While most employers are cutting back on employee perks, the survey finds that the same rules do not necessarily apply for IT employees. Faced with a continued IT talent shortage, companies have adopted some creative retention strategies designed to appeal to individual IT employee needs. The survey reveals that these strategies include increased opportunities to work on multiple projects and new technologies, greater flexibility with titles and the chance to work on projects above and beyond employees' general area of responsibilities.
"We're realizing that companies need to step beyond the traditional parameters of job description, title and career in both attracting IT talent and in retaining these individuals," says Sarah Prost, senior consultant of PricewaterhouseCooper's Unifi Network. "There's no question that many of these individuals are being well compensated. Yet, IT candidates and employees are increasingly starting to ask `What else can I get?' and companies need to respond accordingly if they wish to either land these individuals or hold onto them."
Top 3 strategies
The survey found that the top three strategies implemented to increase IT retention are:
These long-term strategies enhance the overall benefits and compensation packages for IT professionals who are thinking beyond just salary issues.
- Flexible work schedules (62.5%),
- Challenging work assignments (52.1%), and
- Comprehensive training programs (32.6%).
"Many companies fail to realize that the shelf life of an experienced IT employee looking to move or a stellar IT candidate might be just two or three days," remarked Ms. Prost.
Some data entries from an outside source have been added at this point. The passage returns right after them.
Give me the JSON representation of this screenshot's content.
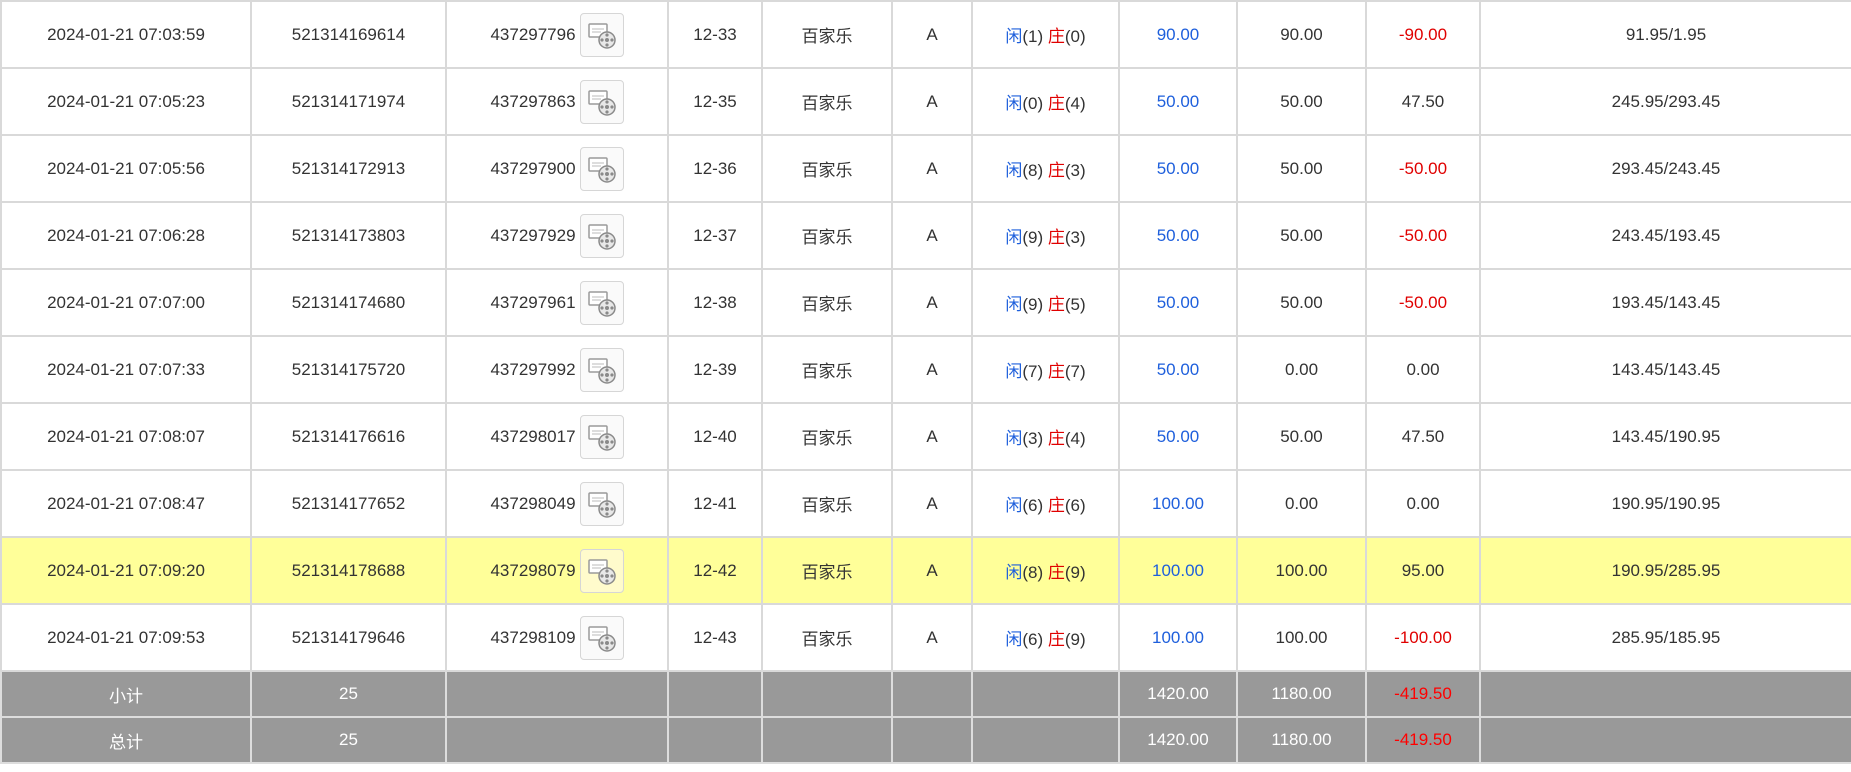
{
  "theme": {
    "highlight_color": "#ffff99",
    "negative_color": "#e00000",
    "player_color": "#1e5fdc",
    "summary_bg": "#999999"
  },
  "rows": [
    {
      "time": "2024-01-21 07:03:59",
      "bet_id": "521314169614",
      "game_id": "437297796",
      "round": "12-33",
      "game": "百家乐",
      "table": "A",
      "player_label": "闲",
      "player_score": "(1)",
      "banker_label": "庄",
      "banker_score": "(0)",
      "bet": "90.00",
      "valid": "90.00",
      "win_loss": "-90.00",
      "balance": "91.95/1.95",
      "negative": true,
      "highlight": false
    },
    {
      "time": "2024-01-21 07:05:23",
      "bet_id": "521314171974",
      "game_id": "437297863",
      "round": "12-35",
      "game": "百家乐",
      "table": "A",
      "player_label": "闲",
      "player_score": "(0)",
      "banker_label": "庄",
      "banker_score": "(4)",
      "bet": "50.00",
      "valid": "50.00",
      "win_loss": "47.50",
      "balance": "245.95/293.45",
      "negative": false,
      "highlight": false
    },
    {
      "time": "2024-01-21 07:05:56",
      "bet_id": "521314172913",
      "game_id": "437297900",
      "round": "12-36",
      "game": "百家乐",
      "table": "A",
      "player_label": "闲",
      "player_score": "(8)",
      "banker_label": "庄",
      "banker_score": "(3)",
      "bet": "50.00",
      "valid": "50.00",
      "win_loss": "-50.00",
      "balance": "293.45/243.45",
      "negative": true,
      "highlight": false
    },
    {
      "time": "2024-01-21 07:06:28",
      "bet_id": "521314173803",
      "game_id": "437297929",
      "round": "12-37",
      "game": "百家乐",
      "table": "A",
      "player_label": "闲",
      "player_score": "(9)",
      "banker_label": "庄",
      "banker_score": "(3)",
      "bet": "50.00",
      "valid": "50.00",
      "win_loss": "-50.00",
      "balance": "243.45/193.45",
      "negative": true,
      "highlight": false
    },
    {
      "time": "2024-01-21 07:07:00",
      "bet_id": "521314174680",
      "game_id": "437297961",
      "round": "12-38",
      "game": "百家乐",
      "table": "A",
      "player_label": "闲",
      "player_score": "(9)",
      "banker_label": "庄",
      "banker_score": "(5)",
      "bet": "50.00",
      "valid": "50.00",
      "win_loss": "-50.00",
      "balance": "193.45/143.45",
      "negative": true,
      "highlight": false
    },
    {
      "time": "2024-01-21 07:07:33",
      "bet_id": "521314175720",
      "game_id": "437297992",
      "round": "12-39",
      "game": "百家乐",
      "table": "A",
      "player_label": "闲",
      "player_score": "(7)",
      "banker_label": "庄",
      "banker_score": "(7)",
      "bet": "50.00",
      "valid": "0.00",
      "win_loss": "0.00",
      "balance": "143.45/143.45",
      "negative": false,
      "highlight": false
    },
    {
      "time": "2024-01-21 07:08:07",
      "bet_id": "521314176616",
      "game_id": "437298017",
      "round": "12-40",
      "game": "百家乐",
      "table": "A",
      "player_label": "闲",
      "player_score": "(3)",
      "banker_label": "庄",
      "banker_score": "(4)",
      "bet": "50.00",
      "valid": "50.00",
      "win_loss": "47.50",
      "balance": "143.45/190.95",
      "negative": false,
      "highlight": false
    },
    {
      "time": "2024-01-21 07:08:47",
      "bet_id": "521314177652",
      "game_id": "437298049",
      "round": "12-41",
      "game": "百家乐",
      "table": "A",
      "player_label": "闲",
      "player_score": "(6)",
      "banker_label": "庄",
      "banker_score": "(6)",
      "bet": "100.00",
      "valid": "0.00",
      "win_loss": "0.00",
      "balance": "190.95/190.95",
      "negative": false,
      "highlight": false
    },
    {
      "time": "2024-01-21 07:09:20",
      "bet_id": "521314178688",
      "game_id": "437298079",
      "round": "12-42",
      "game": "百家乐",
      "table": "A",
      "player_label": "闲",
      "player_score": "(8)",
      "banker_label": "庄",
      "banker_score": "(9)",
      "bet": "100.00",
      "valid": "100.00",
      "win_loss": "95.00",
      "balance": "190.95/285.95",
      "negative": false,
      "highlight": true
    },
    {
      "time": "2024-01-21 07:09:53",
      "bet_id": "521314179646",
      "game_id": "437298109",
      "round": "12-43",
      "game": "百家乐",
      "table": "A",
      "player_label": "闲",
      "player_score": "(6)",
      "banker_label": "庄",
      "banker_score": "(9)",
      "bet": "100.00",
      "valid": "100.00",
      "win_loss": "-100.00",
      "balance": "285.95/185.95",
      "negative": true,
      "highlight": false
    }
  ],
  "subtotal": {
    "label": "小计",
    "count": "25",
    "bet": "1420.00",
    "valid": "1180.00",
    "win_loss": "-419.50"
  },
  "total": {
    "label": "总计",
    "count": "25",
    "bet": "1420.00",
    "valid": "1180.00",
    "win_loss": "-419.50"
  }
}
"Companies need to act fast and we're seeing a growing number of on-the-spot offers. In addition, companies are realizing that the best way to recruit new talent is through referral bonus programs with current employees." The survey finds that referral bonuses for management and exempt positions in IT averaged double those paid to employees outside of the IT arena.
Finding a better medium
The survey also finds that companies need to rethink the mediums through which they recruit candidates. The most utilized sources for finding new-hire candidates, newspapers and periodicals, are in fact the least effective forms of recruiting, it found. Newspapers were used by 86% of the participants, but only 6 percent found this to be very effective in recruiting. Only 6 percent of those surveyed used online skills marketplaces and retired workers as recruiting sources even though these sources were deemed significantly more effective in reaching desired IT candidate targets.
TPORT, Conn. -- A new survey on compensation for information technology positions indicates that salary alone is no longer a sufficient lure to help companies attract and retain IT talent.